> AIM OF THE TASK
In the entries that follow, find every line containing "Enable" and copy it.

Start of DATA

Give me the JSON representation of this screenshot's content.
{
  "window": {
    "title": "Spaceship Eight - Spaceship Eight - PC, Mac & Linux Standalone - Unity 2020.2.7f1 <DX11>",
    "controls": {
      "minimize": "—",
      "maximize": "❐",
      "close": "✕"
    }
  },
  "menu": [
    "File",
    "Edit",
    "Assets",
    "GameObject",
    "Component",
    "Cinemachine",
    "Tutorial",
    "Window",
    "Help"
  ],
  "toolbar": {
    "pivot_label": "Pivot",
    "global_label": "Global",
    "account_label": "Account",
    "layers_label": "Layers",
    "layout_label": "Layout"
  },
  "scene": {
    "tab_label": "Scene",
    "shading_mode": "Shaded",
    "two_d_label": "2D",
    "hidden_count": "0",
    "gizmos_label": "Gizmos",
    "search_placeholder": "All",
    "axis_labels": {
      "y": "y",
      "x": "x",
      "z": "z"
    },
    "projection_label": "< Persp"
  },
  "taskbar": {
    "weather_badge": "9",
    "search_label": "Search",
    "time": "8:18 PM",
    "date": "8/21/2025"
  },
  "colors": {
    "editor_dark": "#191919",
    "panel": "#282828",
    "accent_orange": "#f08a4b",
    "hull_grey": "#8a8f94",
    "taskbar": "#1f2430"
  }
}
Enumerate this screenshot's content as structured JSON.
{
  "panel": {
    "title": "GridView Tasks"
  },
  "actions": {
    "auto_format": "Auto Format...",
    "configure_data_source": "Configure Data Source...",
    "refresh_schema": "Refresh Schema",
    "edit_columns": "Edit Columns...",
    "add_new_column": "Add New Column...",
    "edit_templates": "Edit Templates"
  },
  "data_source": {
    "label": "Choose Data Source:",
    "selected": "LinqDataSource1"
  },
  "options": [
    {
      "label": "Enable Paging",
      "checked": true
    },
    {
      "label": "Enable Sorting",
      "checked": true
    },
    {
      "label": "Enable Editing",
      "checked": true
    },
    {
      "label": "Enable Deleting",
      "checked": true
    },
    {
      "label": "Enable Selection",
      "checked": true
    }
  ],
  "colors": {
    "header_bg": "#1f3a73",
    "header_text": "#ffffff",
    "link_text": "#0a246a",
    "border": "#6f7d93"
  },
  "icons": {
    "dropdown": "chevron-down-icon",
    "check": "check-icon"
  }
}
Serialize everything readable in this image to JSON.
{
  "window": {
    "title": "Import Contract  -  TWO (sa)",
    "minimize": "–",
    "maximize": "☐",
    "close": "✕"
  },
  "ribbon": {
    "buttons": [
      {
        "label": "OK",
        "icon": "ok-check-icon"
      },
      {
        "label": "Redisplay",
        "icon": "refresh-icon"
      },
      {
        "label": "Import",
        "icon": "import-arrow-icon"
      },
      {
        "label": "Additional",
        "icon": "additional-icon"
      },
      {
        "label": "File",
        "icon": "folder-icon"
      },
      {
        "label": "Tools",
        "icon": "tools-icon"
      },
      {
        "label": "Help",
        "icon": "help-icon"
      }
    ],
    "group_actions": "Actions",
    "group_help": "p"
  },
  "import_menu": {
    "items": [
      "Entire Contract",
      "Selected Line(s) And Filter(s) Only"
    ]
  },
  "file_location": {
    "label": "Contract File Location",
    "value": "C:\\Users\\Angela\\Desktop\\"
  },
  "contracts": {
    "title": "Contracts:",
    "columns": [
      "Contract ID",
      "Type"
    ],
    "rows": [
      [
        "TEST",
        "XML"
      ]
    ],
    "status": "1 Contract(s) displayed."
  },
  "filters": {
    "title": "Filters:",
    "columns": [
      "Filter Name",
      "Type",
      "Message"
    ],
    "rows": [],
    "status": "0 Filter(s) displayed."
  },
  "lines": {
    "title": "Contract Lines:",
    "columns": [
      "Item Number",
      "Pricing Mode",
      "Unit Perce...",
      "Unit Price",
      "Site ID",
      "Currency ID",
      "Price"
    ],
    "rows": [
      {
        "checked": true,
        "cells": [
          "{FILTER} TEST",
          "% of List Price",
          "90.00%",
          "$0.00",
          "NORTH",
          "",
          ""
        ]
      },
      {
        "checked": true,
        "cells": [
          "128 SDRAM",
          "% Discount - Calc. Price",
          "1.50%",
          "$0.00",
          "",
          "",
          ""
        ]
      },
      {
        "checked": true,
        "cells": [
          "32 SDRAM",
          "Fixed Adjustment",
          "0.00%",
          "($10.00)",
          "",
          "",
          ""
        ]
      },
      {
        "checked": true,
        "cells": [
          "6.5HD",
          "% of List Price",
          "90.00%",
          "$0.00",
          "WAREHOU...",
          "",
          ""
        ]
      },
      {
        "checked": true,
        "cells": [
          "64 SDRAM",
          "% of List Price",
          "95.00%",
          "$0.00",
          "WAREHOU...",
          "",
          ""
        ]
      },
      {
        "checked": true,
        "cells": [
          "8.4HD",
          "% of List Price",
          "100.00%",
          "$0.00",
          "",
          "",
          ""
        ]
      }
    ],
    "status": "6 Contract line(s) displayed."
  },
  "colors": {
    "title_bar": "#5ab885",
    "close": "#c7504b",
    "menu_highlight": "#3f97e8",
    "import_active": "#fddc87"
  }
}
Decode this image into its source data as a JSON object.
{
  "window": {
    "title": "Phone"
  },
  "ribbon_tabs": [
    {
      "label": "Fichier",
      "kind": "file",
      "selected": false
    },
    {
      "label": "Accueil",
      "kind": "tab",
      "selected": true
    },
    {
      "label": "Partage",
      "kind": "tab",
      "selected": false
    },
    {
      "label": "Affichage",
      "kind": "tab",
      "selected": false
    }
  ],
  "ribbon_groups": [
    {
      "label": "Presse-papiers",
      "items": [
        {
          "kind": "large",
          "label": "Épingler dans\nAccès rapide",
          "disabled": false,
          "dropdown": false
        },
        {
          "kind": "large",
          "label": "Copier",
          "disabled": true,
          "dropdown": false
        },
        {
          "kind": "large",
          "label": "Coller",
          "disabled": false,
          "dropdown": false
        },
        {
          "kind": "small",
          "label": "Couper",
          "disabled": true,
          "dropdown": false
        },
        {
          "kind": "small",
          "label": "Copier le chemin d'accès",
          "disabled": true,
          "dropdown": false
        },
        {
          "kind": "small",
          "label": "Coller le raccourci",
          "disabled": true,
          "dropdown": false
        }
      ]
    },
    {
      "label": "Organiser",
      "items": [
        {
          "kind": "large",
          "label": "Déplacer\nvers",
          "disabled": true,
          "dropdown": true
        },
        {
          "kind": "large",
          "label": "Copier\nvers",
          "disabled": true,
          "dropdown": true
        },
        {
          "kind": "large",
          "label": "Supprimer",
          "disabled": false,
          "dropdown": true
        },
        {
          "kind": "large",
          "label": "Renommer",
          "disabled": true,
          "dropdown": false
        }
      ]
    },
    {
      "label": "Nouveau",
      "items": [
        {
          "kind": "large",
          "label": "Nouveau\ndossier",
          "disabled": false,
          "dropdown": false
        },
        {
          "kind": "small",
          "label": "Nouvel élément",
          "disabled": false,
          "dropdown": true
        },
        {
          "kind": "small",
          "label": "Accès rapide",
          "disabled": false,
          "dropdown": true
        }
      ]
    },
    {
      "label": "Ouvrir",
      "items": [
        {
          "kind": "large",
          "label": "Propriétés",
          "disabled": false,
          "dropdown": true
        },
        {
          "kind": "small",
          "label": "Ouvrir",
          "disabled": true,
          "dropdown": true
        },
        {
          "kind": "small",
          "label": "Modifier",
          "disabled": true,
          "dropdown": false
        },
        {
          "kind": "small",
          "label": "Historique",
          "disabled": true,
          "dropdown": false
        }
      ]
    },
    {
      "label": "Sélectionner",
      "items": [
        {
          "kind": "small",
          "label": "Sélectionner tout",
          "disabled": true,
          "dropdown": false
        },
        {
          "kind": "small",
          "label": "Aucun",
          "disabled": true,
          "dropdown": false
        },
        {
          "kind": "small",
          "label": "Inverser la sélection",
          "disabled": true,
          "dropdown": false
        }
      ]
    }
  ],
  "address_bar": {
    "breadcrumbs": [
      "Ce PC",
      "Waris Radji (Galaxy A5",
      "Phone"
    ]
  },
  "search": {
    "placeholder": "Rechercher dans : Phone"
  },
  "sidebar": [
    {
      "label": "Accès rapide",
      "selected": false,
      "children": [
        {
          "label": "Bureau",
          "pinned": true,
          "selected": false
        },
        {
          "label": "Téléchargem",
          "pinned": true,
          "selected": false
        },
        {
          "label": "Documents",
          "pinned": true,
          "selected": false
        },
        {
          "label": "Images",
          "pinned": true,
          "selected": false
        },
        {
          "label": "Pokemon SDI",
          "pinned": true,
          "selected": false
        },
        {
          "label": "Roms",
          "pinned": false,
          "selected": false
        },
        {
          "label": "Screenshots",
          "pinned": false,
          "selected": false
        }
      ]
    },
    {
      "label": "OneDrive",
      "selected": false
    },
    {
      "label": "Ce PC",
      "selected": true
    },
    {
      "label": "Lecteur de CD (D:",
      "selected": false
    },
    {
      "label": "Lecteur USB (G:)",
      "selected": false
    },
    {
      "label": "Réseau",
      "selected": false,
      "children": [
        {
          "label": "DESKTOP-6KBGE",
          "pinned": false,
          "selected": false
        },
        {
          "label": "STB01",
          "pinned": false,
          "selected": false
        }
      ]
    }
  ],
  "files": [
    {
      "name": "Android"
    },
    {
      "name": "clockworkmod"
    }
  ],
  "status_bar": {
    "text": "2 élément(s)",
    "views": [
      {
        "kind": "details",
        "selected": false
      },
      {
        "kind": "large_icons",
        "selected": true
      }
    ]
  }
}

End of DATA

> YOUR RESPONSE
      "label": "Enable Paging",
      "label": "Enable Sorting",
      "label": "Enable Editing",
      "label": "Enable Deleting",
      "label": "Enable Selection",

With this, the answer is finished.